The student called himself “Heinrich Himmler” — Hitler’s right-hand man — and spoke of carving flesh and killing babies, frightening faculty at the Pima Community College campus where killer Jared Loughner once studied.
For months, the troubled student remained in school despite faculty pleas that he be banned, that his parents be notified, and that he not have access to weapons.
Nearly three years after Loughner terrorized PCC’s Northwest Campus and went on to kill or wound 19 people, the college still doesn’t have a solid system for dealing with threatening student behavior, faculty leaders allege.
James Sanchez, PCC’s chief psychologist and the top person responsible for assessing whether students pose a danger, disputes that.
He said the college deals thoroughly with such cases, though officials are bound by student privacy rules, and may not do a good job of communicating their findings to employees.
Even so, Sanchez’s boss is hiring outside help to investigate after faculty leaders filed a formal complaint this week about Sanchez’s performance.
“If there’s a problem, it will be fixed,” said Mark Ziska, PCC’s interim human-resources chief, who supervises Sanchez. “I have made this my highest priority, and we are going to get to the bottom of it.”
Ziska wasn’t on the job in 2010 when Loughner was a student, or this past spring when the Hitler aficionado set off alarm bells with his bizarre behavior.
In the latter case, faculty described the student as Loughner-like in an April complaint to the college’s ethics hot line. The complaint protested PCC’s decision to let the student stay on.
“A student identified himself as Heinrich Himmler on his name tag and when told not to, changed it to ‘empty, hollow, kill’ similar to the language used by Loughner,” said the complaint, a copy of which was provided to the Arizona Daily Star by a college employee.
“He also told a female classmate that he wanted to cut the eyes out of a woman who rejected him in the mental hospital,” the complaint said.
“He spoke of a fascination with cutting into livers. Also mentioned that he had been in jail or prison. Said something in class about wanting to kill babies,” it continued.
“As a psychologist I am deeply concerned,” said the complaint writer. “I want to hear that the parents have been contacted and he has no access to firearms.”
An email from the female classmate, submitted as part of the complaint, said the male student had a “dark and depressing” personality, was “antisocial and secluded” and talked about inflicting pain such as “the act of carving out eyes/cutting into human liver.”
About a week after the faculty complaint to PCC’s hot line, a response came back saying there was nothing to worry about.
It said Sanchez and other college officials had reviewed the case in-depth and found “there was no concern for safety. However, on-going monitoring will occur.”
It wasn’t immediately clear Wednesday whether the student still is enrolled. College officials said they couldn’t comment on that due to student privacy rights.

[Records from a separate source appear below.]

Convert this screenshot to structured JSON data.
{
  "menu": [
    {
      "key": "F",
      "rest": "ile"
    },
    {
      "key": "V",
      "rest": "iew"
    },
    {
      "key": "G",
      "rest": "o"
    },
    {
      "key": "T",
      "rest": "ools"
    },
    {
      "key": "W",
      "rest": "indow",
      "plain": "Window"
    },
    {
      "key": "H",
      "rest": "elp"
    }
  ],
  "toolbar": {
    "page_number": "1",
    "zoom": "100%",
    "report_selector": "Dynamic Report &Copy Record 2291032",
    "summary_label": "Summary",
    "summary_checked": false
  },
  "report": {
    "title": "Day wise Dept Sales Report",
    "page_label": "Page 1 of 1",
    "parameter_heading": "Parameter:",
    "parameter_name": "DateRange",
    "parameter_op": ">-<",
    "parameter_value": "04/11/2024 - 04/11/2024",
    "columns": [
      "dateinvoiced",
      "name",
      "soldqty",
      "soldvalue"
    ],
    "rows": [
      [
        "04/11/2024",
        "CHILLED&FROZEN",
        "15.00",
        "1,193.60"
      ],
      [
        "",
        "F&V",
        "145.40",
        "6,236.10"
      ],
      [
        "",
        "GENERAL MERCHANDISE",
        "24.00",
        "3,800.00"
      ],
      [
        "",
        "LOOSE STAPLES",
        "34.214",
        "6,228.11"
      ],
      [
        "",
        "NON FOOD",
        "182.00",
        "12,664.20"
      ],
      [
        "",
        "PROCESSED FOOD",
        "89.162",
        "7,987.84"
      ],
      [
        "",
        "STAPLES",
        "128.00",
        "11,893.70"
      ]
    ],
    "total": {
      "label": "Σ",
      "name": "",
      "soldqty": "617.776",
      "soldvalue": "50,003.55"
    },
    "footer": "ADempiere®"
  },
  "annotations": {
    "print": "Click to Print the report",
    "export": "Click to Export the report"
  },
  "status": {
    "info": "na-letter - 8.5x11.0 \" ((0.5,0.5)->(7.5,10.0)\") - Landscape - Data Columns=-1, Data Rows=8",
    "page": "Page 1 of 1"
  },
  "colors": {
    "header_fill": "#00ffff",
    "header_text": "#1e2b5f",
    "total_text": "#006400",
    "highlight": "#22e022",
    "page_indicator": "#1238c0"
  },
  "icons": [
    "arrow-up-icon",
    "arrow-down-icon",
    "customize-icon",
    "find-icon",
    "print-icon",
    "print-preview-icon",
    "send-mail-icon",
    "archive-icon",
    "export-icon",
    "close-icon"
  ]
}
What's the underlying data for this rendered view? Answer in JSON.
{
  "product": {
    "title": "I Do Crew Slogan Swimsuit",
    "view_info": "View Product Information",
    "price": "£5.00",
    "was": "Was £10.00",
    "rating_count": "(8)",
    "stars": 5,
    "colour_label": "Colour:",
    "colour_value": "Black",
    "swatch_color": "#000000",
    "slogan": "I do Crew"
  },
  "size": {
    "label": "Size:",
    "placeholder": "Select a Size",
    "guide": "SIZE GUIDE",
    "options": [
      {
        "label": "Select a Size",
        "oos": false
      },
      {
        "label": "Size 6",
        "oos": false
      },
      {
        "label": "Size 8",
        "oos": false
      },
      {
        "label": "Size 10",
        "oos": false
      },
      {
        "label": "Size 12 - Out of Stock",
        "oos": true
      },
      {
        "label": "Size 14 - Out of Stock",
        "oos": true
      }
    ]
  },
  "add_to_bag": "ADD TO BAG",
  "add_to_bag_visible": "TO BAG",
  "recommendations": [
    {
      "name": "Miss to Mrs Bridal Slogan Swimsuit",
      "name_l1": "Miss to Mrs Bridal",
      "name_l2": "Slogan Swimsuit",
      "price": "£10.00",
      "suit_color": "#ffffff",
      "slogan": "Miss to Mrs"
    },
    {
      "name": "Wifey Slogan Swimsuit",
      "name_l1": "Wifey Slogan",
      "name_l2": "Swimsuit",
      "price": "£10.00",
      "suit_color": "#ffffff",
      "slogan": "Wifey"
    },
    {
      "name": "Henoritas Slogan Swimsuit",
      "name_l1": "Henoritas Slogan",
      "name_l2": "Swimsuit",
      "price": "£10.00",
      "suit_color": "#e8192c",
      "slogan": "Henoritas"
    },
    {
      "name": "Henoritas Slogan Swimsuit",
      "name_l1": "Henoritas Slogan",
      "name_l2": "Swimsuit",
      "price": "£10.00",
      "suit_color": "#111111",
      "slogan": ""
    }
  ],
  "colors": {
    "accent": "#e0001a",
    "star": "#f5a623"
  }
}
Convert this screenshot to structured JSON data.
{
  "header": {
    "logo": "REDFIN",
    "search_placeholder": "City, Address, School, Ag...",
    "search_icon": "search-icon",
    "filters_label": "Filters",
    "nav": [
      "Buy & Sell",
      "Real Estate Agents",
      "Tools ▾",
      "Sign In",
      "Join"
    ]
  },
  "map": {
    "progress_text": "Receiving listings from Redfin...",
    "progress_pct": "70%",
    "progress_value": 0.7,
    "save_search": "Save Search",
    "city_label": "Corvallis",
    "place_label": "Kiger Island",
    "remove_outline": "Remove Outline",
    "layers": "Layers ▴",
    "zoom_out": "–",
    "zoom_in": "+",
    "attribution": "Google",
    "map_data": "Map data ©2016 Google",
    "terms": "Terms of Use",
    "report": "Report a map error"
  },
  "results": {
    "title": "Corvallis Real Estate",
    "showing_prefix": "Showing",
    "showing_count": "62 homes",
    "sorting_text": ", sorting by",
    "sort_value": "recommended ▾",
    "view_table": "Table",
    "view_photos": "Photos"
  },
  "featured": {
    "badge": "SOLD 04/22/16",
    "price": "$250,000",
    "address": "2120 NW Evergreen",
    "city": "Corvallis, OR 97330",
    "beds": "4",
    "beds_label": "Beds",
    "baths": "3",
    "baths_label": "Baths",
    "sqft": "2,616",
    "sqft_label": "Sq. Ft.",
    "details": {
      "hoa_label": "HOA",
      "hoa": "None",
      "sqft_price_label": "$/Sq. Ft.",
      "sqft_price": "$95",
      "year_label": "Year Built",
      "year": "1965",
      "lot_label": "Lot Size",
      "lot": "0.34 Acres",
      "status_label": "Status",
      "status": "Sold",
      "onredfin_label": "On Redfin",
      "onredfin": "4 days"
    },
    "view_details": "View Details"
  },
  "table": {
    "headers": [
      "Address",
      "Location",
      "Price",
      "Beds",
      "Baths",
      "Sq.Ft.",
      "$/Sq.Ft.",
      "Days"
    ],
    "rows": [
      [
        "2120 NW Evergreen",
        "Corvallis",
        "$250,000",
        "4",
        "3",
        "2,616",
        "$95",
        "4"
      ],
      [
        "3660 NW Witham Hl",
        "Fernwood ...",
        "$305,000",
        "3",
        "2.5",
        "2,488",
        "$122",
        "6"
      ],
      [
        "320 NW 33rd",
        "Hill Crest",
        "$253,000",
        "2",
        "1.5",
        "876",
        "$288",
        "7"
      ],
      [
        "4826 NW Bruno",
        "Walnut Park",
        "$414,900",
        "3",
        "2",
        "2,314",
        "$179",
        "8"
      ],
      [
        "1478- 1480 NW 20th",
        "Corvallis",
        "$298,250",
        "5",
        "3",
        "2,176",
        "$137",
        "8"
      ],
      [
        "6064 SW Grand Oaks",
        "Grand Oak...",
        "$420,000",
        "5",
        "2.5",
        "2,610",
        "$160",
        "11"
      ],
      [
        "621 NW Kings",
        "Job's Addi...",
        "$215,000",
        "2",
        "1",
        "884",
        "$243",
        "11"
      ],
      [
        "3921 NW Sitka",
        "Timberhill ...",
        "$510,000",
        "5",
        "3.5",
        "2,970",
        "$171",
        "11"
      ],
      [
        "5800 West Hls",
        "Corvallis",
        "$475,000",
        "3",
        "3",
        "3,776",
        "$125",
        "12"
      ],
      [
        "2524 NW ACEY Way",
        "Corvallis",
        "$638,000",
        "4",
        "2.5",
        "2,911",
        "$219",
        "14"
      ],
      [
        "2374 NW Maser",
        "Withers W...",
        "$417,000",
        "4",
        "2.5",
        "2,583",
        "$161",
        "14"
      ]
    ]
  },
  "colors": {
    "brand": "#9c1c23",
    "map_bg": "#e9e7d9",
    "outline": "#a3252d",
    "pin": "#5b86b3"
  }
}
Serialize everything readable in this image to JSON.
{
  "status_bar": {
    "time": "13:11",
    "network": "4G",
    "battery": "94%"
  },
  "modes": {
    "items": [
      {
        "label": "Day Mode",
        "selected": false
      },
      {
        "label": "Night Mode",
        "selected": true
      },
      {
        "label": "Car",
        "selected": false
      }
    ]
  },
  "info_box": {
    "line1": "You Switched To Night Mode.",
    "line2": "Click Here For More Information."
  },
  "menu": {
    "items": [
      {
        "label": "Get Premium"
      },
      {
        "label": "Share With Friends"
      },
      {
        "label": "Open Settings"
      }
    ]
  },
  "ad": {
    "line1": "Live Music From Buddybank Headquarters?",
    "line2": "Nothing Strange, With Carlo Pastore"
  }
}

Ana Jimenez, head of the PCC faculty association that submitted this week’s complaint about Sanchez’s performance, said workers want to know how he and other officials “came to a conclusion so polar opposite” of that reached by instructors who dealt directly with the Hitler fan.
One of those instructors “has professional expertise in mental health,” Jimenez’s email said.
The faculty group also wants to know why Sanchez recently gave a presentation on the Loughner case at a Florida behavioral conference when PCC’s own employees have never received a similar accounting of what occurred.
Sanchez, who makes $99,000 a year, was hired by former PCC Chancellor Roy Flores a few months after Loughner went on a shooting spree that killed six and wounded 13, including former U.S. Rep. Gabrielle Giffords.
Sanchez said he welcomes the outside review of how the college deals with such cases.
He said he’s confident it will show “the system is running well and people are doing a good job.”